Moreover, it looks to me that the US is negotiating from a position of weakness, and that is a tough position in the great game. Additionally, the lack of forthrightness on the oil issue suggests to me that the prize is still desired.

The only way I can see the United States emerging from this fiasco without its tail between its legs is to give up on squeezing profits from the oil sector. If we can reproduce the sensabilities that led to the formation of Saudi Aramco, we just might be able to stay and play. If we try to impose and steal I think we are doomed in the region for a few generations.

All of which reminds me of the wisdom of the Powell Doctrine, which, paraphrased, means, don't start a fight unless you KNOW you can win and win big.

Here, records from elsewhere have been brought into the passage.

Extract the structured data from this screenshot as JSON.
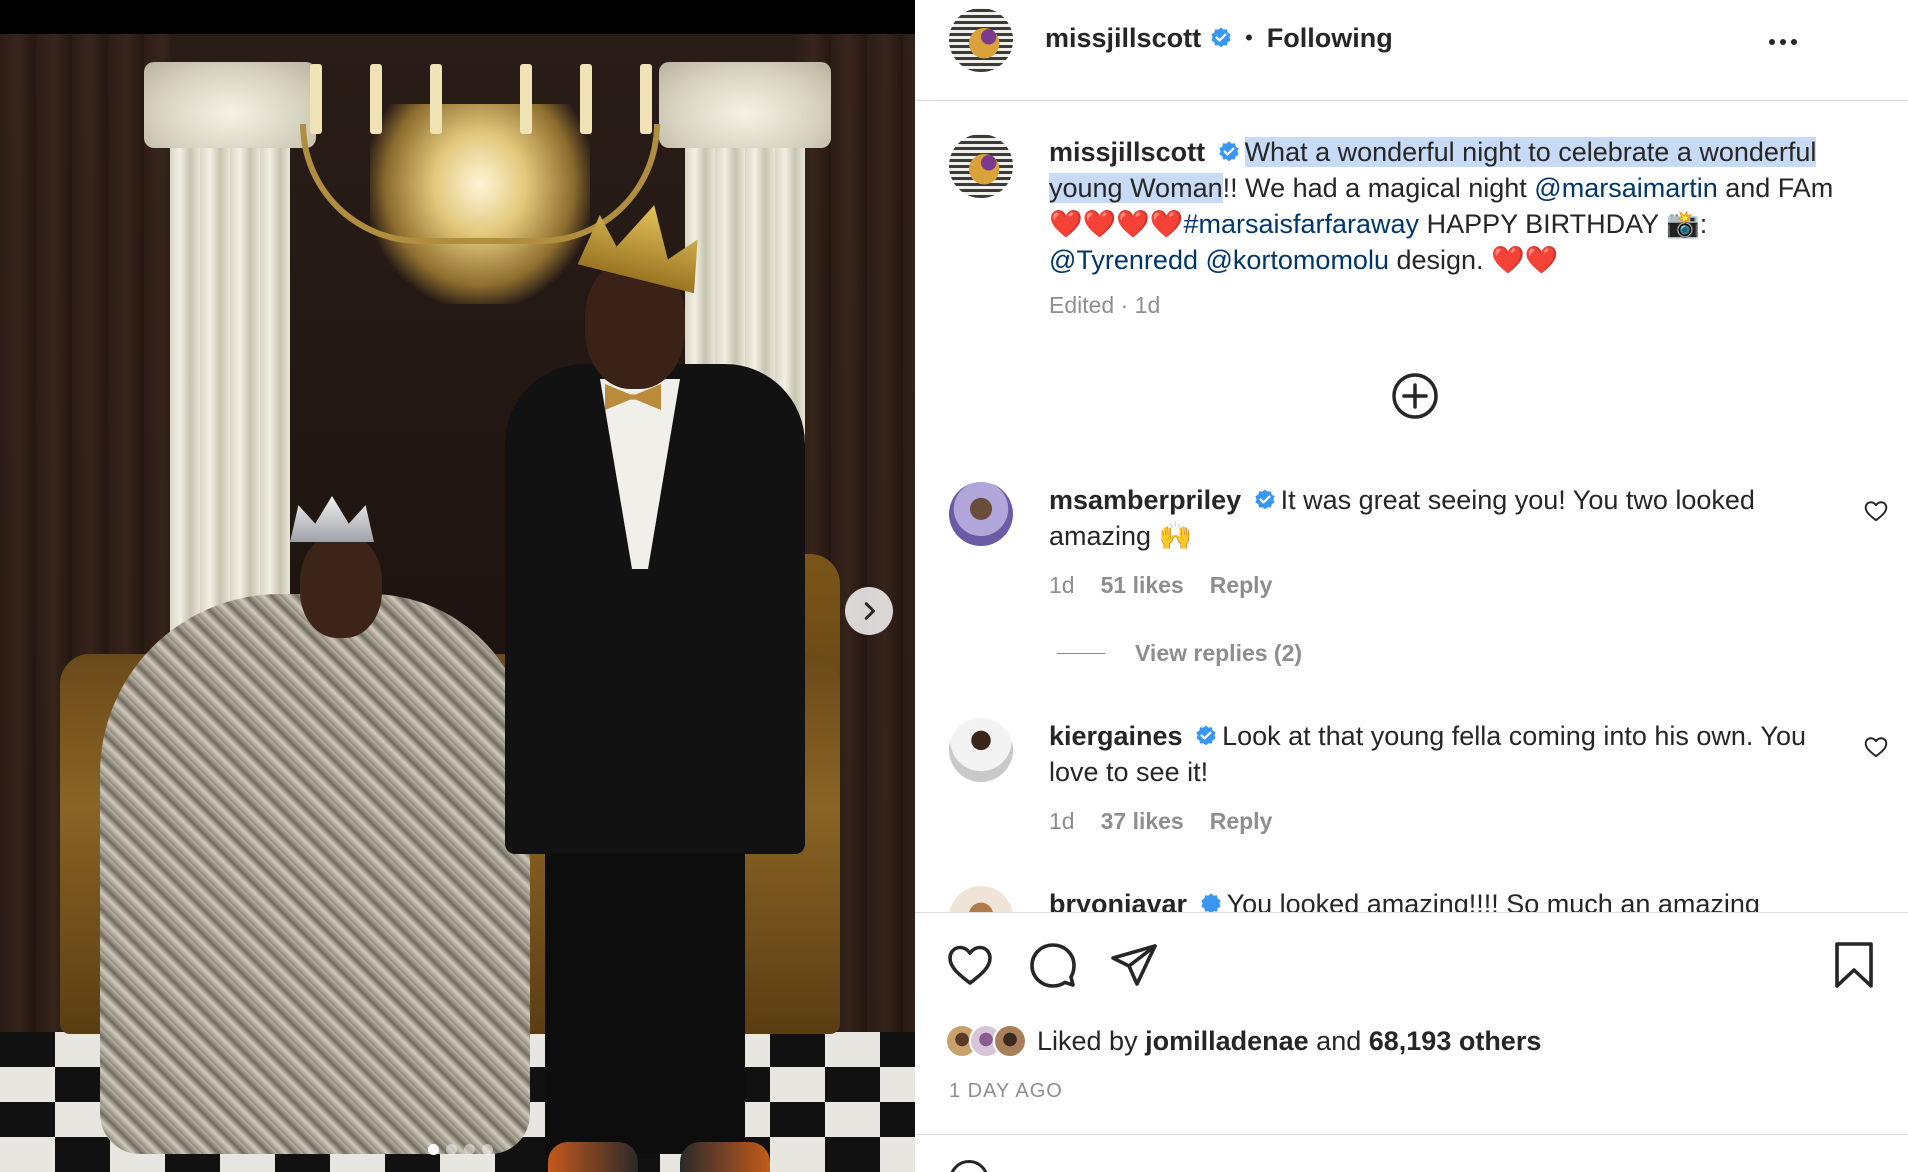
{
  "post": {
    "owner": "missjillscott",
    "follow_status": "Following",
    "header_separator": "•",
    "caption": {
      "highlighted": "What a wonderful night to celebrate a wonderful young Woman",
      "part1": "!! We had a magical night ",
      "mention1": "@marsaimartin",
      "part2": " and FAm ❤️❤️❤️❤️",
      "hashtag": "#marsaisfarfaraway",
      "part3": " HAPPY BIRTHDAY 📸: ",
      "mention2": "@Tyrenredd",
      "part4": " ",
      "mention3": "@kortomomolu",
      "part5": " design. ❤️❤️"
    },
    "caption_meta": "Edited · 1d",
    "carousel": {
      "total": 4,
      "active": 0
    }
  },
  "comments": [
    {
      "user": "msamberpriley",
      "text": "It was great seeing you! You two looked amazing 🙌",
      "time": "1d",
      "likes": "51 likes",
      "reply_label": "Reply",
      "view_replies": "View replies (2)"
    },
    {
      "user": "kiergaines",
      "text": "Look at that young fella coming into his own. You love to see it!",
      "time": "1d",
      "likes": "37 likes",
      "reply_label": "Reply"
    },
    {
      "user": "bryonjavar",
      "text": "You looked amazing!!!! So much an amazing"
    }
  ],
  "likes": {
    "prefix": "Liked by",
    "first_user": "jomilladenae",
    "connector": "and",
    "others": "68,193 others"
  },
  "timestamp": "1 DAY AGO",
  "icons": {
    "verified": "verified-badge-icon",
    "more": "more-options-icon",
    "next": "chevron-right-icon",
    "load_more": "plus-circle-icon",
    "like": "heart-icon",
    "comment": "comment-bubble-icon",
    "share": "paper-plane-icon",
    "save": "bookmark-icon"
  },
  "colors": {
    "verified": "#3897f0",
    "link": "#00376b",
    "highlight": "#c7dbf7",
    "muted": "#8e8e8e",
    "text": "#262626"
  }
}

2 comments:

STS said...

Thanks for parsing the report for us. Your reading sounds on target to me.

I recall a trial balloon several months ago about retreating to a handful of "superbases" from which to exercise "influence" (control of oil flow) while lowering our profile as a target for IEDs/RPGs.

If that strategy could work, I'm sure it would be popular inside the beltway. Only trouble is we seem to be on the verge of having the Green Zone overrun by some of the Iraqi Army we decided to lay off. This notion comes from Juan Cole's blog: http://www.juancole.com/2006/11/233-dead-in-civil-war-carnage-health.html

Which conjures images such as:
http://upload.wikimedia.org/wikipedia/en/a/a8/Vietnamescape.jpg

Dude said...

I too will be surprised if we can stick it out there for too many more years.